This disparity between the right to bear arms for the "civilian" and the right to bear arms for government agents is another issue that makes the questions of police reform so "complex" because it contributes to the sense that police officers and other government employees are a different class of citizen, with different rights and privileges, than those of us who pay their salaries.
Take this not unique attitude a cop in San Jose, now suspended over his comments, had no fear sharing publicly. Via CBS News:
In one of his tweets, [Officer Phillip] White said: "Threaten me or my family and I will use my God given and law appointed right and duty to kill you. #CopsLivesMatter."
In another, he said he would be off-duty at the movies with his gun if anyone "feels they can't breathe or their lives matter."
The tweets and hashtag played on protest slogans "I can't breathe" and "black lives matter."
Efforts to reach White through the San Jose Police Officer's Association were not successful.
The tweets and White's Twitter account have been deleted amid a social media firestorm over the comments. White's department, union and a college where he coached basketball all condemned the comments.

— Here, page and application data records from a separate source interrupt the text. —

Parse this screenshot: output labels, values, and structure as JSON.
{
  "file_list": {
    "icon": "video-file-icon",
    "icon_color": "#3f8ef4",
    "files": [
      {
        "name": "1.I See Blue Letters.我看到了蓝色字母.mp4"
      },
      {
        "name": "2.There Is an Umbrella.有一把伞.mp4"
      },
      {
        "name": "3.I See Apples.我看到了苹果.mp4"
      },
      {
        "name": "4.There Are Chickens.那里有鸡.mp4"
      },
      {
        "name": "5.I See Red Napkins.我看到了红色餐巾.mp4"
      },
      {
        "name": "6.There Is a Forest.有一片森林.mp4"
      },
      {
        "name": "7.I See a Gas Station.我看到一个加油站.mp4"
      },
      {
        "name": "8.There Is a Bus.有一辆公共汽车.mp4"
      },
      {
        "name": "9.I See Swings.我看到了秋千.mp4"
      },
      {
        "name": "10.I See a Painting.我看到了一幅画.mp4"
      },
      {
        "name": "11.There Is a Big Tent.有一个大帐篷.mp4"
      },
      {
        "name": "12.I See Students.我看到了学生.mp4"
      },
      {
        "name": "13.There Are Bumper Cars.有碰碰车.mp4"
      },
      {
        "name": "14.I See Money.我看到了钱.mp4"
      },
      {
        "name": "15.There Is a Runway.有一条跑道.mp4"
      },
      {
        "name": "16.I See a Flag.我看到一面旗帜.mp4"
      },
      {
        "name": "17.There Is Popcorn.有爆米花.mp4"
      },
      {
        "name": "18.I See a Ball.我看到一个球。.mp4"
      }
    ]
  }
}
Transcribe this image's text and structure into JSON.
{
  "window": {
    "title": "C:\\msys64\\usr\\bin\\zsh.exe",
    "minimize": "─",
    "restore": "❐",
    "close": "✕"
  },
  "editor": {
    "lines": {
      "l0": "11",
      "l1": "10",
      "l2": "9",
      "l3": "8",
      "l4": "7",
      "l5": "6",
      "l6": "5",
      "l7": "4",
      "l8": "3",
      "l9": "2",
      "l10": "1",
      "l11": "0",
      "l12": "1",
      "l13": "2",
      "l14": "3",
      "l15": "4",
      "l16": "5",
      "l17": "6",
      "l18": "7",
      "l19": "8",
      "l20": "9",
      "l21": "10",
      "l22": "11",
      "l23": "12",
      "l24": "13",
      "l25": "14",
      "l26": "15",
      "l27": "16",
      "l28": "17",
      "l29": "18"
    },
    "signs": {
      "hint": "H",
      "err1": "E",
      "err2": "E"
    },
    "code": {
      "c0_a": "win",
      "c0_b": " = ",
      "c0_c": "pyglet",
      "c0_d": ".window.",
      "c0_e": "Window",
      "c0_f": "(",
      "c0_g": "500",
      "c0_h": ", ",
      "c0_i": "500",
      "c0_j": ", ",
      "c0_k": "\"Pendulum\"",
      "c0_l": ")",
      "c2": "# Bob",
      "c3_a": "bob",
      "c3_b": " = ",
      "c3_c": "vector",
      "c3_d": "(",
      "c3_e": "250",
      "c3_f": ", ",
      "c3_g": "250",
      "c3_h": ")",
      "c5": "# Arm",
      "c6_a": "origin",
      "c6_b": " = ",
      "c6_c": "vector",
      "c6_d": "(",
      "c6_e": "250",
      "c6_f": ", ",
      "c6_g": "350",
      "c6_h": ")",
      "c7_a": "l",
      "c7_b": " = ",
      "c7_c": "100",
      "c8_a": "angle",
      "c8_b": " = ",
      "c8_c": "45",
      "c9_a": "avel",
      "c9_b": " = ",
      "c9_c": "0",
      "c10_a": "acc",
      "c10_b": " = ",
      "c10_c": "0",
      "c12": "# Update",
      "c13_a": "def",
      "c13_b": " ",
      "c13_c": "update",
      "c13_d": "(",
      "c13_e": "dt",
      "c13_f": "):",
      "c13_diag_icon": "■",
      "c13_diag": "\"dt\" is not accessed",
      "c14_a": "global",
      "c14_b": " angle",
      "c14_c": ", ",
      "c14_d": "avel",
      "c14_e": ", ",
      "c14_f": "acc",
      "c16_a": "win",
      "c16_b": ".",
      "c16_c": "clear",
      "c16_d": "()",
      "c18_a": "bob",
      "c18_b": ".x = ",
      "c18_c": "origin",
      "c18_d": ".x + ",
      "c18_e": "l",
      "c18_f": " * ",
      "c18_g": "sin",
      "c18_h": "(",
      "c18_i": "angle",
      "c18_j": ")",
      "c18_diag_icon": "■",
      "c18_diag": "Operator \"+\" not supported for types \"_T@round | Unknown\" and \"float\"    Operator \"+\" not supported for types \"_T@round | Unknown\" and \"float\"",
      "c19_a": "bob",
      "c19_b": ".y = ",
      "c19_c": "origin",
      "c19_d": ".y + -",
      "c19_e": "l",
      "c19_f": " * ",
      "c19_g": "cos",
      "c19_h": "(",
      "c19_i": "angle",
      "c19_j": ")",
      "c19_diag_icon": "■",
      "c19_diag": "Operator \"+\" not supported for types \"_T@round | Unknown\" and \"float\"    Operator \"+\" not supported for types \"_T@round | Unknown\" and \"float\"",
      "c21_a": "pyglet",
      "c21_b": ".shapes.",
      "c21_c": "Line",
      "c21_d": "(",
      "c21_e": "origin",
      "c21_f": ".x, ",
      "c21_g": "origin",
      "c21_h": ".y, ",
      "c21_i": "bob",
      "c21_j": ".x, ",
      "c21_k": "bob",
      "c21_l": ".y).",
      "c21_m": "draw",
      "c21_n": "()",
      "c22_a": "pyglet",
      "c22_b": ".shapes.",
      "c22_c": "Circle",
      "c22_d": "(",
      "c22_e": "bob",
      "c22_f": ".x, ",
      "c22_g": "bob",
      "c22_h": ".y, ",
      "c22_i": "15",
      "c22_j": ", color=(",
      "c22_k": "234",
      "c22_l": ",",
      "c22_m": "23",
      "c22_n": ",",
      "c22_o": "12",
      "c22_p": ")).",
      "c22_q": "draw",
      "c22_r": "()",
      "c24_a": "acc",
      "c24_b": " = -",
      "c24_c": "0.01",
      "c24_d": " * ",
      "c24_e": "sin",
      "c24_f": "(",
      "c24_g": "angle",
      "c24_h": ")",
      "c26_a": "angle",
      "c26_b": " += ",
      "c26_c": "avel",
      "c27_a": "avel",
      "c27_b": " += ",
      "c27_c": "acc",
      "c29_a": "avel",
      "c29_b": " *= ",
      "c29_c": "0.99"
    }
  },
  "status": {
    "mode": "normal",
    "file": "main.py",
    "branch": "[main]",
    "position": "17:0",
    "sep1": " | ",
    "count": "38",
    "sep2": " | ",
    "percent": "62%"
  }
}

White was suspended with pay and not fired, not just because of the police officer's association but because California actually has enshrined job security for cops and other public employees into its state laws, be they unionized or not.
White talks about his "God given" and "law appointed" right to use lethal force in self-defense, confusing natural rights with government privileges not just because he's probably not that intelligent but also because of the systematic effort in this country by the establishment to confuse rights and privileges while curtailing natural rights like the right to bear arms from self-defense as much as they can get away with.
In California, Phillip White, who saw nothing wrong with going on social media to announce his right to defend himself and his family using lethal force in the context of peaceful protesters, and other law enforcement officials across the state enjoy the right to defend themselves and their families, on or off duty, using a service weapon paid for by taxpayers who the state treats like criminals when it comes to exercising the right to self-defense.
Parity between the rights and privileges of citizens and the rights and privileges of government employees is a crucial first step toward any kind of substantive change in the attitudes held by too many cops.